To be clear, there is something different to be said about filming situations where there is a clear abuse of power or injustice taking place. But for the most part, many videos of others that are uploaded online are often cruel and unnecessary, and fail to take into account the stories behind the actors.
Would you be able to recognize all the signs of autism if you saw just one or two of them presenting at once? How about schizophrenia? You might not have known that traumatic brain injury is one of the leading causes of disability worldwide, but it can present itself — sometimes publicly — in many different forms that most people wouldn’t be able to recognize, understand or immediately sympathize with. These are far from the only conditions with that effect.
When Memes Are a Step Backwards for Advocacy
There’s a reason we cringe now when somebody uses the words “gay” or “retarded” derogatorily. We did a little bit of learning about other people’s circumstances. And then we collectively grew up a little bit and started experimenting with other types of humor.
Disabilities and mental illnesses, major and minor, are all around us. Nobody asks for them or to have our travails made public. All most of us are asking for is to be left alone and be given a helping hand should we need it. That kid’s viral video on Twitter has become a teachable moment. But it was already that, wasn’t it? Without the camera, in a slightly different country, it would’ve been just a room full of students, who know what autism looks like, giving calm and comfort to one of their peers.

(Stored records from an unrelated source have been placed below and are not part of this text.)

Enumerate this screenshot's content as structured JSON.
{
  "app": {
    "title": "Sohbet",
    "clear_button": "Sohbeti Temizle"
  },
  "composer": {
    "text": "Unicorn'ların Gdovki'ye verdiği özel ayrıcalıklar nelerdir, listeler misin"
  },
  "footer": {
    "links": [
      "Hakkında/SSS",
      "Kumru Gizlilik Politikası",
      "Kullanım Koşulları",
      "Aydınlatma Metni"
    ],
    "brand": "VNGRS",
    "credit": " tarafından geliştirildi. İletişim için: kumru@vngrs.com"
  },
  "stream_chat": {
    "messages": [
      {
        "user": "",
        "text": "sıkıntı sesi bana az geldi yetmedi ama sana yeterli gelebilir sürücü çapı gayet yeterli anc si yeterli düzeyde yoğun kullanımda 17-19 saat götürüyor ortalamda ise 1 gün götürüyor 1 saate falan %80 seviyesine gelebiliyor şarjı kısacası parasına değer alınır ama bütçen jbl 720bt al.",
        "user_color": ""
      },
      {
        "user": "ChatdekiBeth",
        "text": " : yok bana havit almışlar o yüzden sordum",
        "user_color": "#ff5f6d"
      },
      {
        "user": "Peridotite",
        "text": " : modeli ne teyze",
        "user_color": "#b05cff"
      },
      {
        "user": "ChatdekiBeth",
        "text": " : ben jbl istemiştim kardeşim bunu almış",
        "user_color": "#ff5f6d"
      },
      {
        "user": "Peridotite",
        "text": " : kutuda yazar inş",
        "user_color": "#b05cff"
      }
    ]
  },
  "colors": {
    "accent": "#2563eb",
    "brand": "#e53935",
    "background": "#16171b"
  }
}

Real advocacy should have started in the classroom and at home, with a fuller education about the things that make us the same and different. Real advocacy happens when we reach out to take each other’s hands instead of reaching for a camera to score easy laughs and internet points. That student and his “tantrum” are already out there in the world. We can’t take back his 15 minutes of unwanted fame, but we can do a little better for the next kid.